“I thought to myself ‘well, there’s voice-activated stuff on the market,’” she said. “How can we get that into a patient’s room, to help with ease of accessing your environment.”

With voice-activated technology, patients could access all of these services without having to strain, or even lift a finger. Willerton started by reaching out to the Jump Trading Simulation and Education Center at OSF. From there, she learned implementing voice-activated technology in a hospital room is possible, but tricky due to medical privacy laws.

“It’s not like you can just go to a hardware store and get voice-activated systems that are already on the market,” Willerton said. “Because there’s so many privacy concerns that we have in health care. Everything that we use has to have that hospital level compliance with privacy.”

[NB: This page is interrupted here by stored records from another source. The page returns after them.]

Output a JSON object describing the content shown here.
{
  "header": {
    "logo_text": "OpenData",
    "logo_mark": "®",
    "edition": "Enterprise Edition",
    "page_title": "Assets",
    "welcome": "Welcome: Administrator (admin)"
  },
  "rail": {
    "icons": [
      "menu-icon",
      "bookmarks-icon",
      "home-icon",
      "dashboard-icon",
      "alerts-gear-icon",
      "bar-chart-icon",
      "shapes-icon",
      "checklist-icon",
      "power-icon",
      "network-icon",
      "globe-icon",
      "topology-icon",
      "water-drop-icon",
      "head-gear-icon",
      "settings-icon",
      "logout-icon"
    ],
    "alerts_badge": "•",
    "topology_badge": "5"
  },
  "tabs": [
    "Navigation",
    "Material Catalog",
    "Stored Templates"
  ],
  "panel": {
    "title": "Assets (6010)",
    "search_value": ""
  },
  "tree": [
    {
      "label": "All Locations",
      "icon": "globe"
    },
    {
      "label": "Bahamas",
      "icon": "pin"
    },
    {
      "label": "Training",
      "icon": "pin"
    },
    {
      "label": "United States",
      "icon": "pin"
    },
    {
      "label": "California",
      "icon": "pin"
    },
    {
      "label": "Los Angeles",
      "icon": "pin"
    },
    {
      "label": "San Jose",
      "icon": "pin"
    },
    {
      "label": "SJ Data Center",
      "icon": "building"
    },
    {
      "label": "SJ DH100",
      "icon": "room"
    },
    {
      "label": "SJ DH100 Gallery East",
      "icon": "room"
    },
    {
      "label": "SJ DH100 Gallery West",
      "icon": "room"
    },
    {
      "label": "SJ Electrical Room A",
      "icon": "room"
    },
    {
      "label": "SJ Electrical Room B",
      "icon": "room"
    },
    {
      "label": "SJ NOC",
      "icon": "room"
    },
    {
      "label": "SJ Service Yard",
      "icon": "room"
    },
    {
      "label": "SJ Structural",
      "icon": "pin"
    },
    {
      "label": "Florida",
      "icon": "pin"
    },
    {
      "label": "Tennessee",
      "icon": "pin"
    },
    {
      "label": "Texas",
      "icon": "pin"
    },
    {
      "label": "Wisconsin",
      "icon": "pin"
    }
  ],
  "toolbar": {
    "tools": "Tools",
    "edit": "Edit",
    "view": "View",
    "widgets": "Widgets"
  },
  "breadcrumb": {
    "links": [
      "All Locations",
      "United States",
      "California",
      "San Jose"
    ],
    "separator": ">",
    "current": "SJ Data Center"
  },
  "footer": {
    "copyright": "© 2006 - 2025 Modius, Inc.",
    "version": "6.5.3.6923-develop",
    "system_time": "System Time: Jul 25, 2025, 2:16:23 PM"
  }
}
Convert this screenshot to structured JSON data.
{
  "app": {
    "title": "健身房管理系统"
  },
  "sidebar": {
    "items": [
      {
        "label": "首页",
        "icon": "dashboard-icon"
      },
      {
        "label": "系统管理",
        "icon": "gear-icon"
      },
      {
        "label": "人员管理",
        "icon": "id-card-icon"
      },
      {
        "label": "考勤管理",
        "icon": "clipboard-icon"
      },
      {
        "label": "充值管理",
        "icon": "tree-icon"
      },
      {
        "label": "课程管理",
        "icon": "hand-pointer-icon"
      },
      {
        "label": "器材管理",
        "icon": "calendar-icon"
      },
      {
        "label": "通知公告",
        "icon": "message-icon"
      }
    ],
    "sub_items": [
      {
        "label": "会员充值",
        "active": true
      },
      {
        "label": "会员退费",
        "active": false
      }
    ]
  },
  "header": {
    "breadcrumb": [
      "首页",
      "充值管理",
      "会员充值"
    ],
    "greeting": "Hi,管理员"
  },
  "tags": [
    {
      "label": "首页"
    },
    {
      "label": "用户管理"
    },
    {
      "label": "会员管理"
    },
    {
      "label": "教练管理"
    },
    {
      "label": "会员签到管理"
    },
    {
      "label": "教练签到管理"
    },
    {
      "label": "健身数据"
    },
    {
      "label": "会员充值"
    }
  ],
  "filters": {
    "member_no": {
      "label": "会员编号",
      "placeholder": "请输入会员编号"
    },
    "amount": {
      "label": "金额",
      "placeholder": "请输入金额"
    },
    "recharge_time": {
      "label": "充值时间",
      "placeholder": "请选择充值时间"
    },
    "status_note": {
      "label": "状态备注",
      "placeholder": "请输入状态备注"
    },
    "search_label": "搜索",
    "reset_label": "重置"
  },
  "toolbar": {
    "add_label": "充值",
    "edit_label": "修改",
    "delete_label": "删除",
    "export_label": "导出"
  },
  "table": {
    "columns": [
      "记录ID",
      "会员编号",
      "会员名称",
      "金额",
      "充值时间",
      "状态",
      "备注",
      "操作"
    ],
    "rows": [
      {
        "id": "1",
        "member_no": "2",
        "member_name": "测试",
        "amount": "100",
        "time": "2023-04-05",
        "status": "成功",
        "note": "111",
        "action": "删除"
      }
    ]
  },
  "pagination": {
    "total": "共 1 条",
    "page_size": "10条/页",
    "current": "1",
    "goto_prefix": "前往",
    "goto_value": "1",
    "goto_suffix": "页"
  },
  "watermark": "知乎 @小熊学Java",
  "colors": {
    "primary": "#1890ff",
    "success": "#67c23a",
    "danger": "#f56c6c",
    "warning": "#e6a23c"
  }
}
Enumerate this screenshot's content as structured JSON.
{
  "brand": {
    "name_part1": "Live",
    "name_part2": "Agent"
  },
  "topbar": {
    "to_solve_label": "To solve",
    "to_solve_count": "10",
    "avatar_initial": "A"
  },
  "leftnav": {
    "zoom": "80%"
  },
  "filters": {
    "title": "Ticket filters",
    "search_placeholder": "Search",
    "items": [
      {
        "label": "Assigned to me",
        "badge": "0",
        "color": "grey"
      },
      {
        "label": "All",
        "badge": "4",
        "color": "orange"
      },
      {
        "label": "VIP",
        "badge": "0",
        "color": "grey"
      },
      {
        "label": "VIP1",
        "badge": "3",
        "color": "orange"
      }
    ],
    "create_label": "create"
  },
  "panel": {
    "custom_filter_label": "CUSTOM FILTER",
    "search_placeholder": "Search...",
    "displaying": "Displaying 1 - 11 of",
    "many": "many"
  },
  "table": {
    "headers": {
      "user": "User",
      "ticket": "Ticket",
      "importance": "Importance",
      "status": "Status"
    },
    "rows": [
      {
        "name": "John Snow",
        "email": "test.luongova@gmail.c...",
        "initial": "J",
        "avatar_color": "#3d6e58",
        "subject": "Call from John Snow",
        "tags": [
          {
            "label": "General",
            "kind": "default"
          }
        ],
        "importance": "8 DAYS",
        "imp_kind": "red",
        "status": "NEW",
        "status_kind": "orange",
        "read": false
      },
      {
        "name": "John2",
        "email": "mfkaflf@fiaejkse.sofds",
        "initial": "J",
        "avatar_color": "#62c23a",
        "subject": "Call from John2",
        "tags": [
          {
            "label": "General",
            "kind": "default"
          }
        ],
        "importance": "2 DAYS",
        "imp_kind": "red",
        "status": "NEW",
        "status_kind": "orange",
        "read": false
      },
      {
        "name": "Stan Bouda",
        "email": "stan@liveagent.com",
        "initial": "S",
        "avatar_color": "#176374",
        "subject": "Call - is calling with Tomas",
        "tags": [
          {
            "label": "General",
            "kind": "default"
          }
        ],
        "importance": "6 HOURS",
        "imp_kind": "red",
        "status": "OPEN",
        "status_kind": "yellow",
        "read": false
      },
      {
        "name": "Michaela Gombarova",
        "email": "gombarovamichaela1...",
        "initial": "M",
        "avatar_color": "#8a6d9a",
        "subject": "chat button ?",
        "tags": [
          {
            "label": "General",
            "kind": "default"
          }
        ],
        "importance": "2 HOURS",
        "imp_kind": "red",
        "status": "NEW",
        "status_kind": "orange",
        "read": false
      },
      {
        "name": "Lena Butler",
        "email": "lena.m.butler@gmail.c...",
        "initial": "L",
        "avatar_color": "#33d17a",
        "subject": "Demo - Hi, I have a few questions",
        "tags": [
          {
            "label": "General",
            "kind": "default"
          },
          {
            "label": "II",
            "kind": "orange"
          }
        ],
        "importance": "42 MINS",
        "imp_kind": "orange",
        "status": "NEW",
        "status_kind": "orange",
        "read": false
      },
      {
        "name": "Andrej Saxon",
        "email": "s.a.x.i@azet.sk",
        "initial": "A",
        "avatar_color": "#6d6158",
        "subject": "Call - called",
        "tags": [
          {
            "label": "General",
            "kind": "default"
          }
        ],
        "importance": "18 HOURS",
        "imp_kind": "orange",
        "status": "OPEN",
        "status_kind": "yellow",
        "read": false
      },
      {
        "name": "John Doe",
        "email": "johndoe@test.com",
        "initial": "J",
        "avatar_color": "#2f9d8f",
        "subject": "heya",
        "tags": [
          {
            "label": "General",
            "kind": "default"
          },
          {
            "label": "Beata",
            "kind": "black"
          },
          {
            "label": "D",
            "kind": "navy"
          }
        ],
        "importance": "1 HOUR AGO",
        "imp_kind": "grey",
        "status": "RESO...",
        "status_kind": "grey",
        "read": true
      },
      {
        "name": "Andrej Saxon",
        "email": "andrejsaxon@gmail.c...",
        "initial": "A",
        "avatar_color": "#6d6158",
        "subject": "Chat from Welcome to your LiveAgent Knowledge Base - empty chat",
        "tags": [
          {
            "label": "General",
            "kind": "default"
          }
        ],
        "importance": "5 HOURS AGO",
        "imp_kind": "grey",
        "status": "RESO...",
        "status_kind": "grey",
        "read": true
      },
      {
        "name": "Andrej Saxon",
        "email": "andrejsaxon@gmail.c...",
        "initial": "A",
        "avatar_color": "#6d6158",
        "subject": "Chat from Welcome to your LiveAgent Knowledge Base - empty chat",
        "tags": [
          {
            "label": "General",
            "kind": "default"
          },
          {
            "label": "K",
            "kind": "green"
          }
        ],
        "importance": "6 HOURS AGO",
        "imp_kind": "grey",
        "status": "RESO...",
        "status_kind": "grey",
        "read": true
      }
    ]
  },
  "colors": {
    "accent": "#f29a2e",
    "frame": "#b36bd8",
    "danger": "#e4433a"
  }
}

Willerton, along with Information Technology and maintenance experts at Jump, have been exploring options to find the devices that would fit a hospital’s needs.

While the idea was formed while working with patients with spinal injuries, Willerton sees potential applications for all kinds of patients who require a stay in the hospital.

“Sometimes a call light is dropped on the floor, becomes tangled up in sheets, gets tangled up in bedding,” she said. “Patients can’t reach it for various reasons, whether they’ve had major surgery or it’s too hard for that person to bend over to pick something up. Broken bones, severe arthritis, all of those things that make using the current call light system challenging.”

The idea is still in its infancy and it will be a long time before there could potentially be working smart rooms in hospitals. But Willerton’s idea has the backing and support of OSF HealthCare that presented her an “Innovator of the Year” award this week.

“The technology is there and everybody has some smart device in their home,” Willerton said. “They’re already using it. So it would be just wonderful to get that into the hospital setting and make it easier for patients.”

Collin Schopp is a reporter at WCBU. He joined the station in 2022.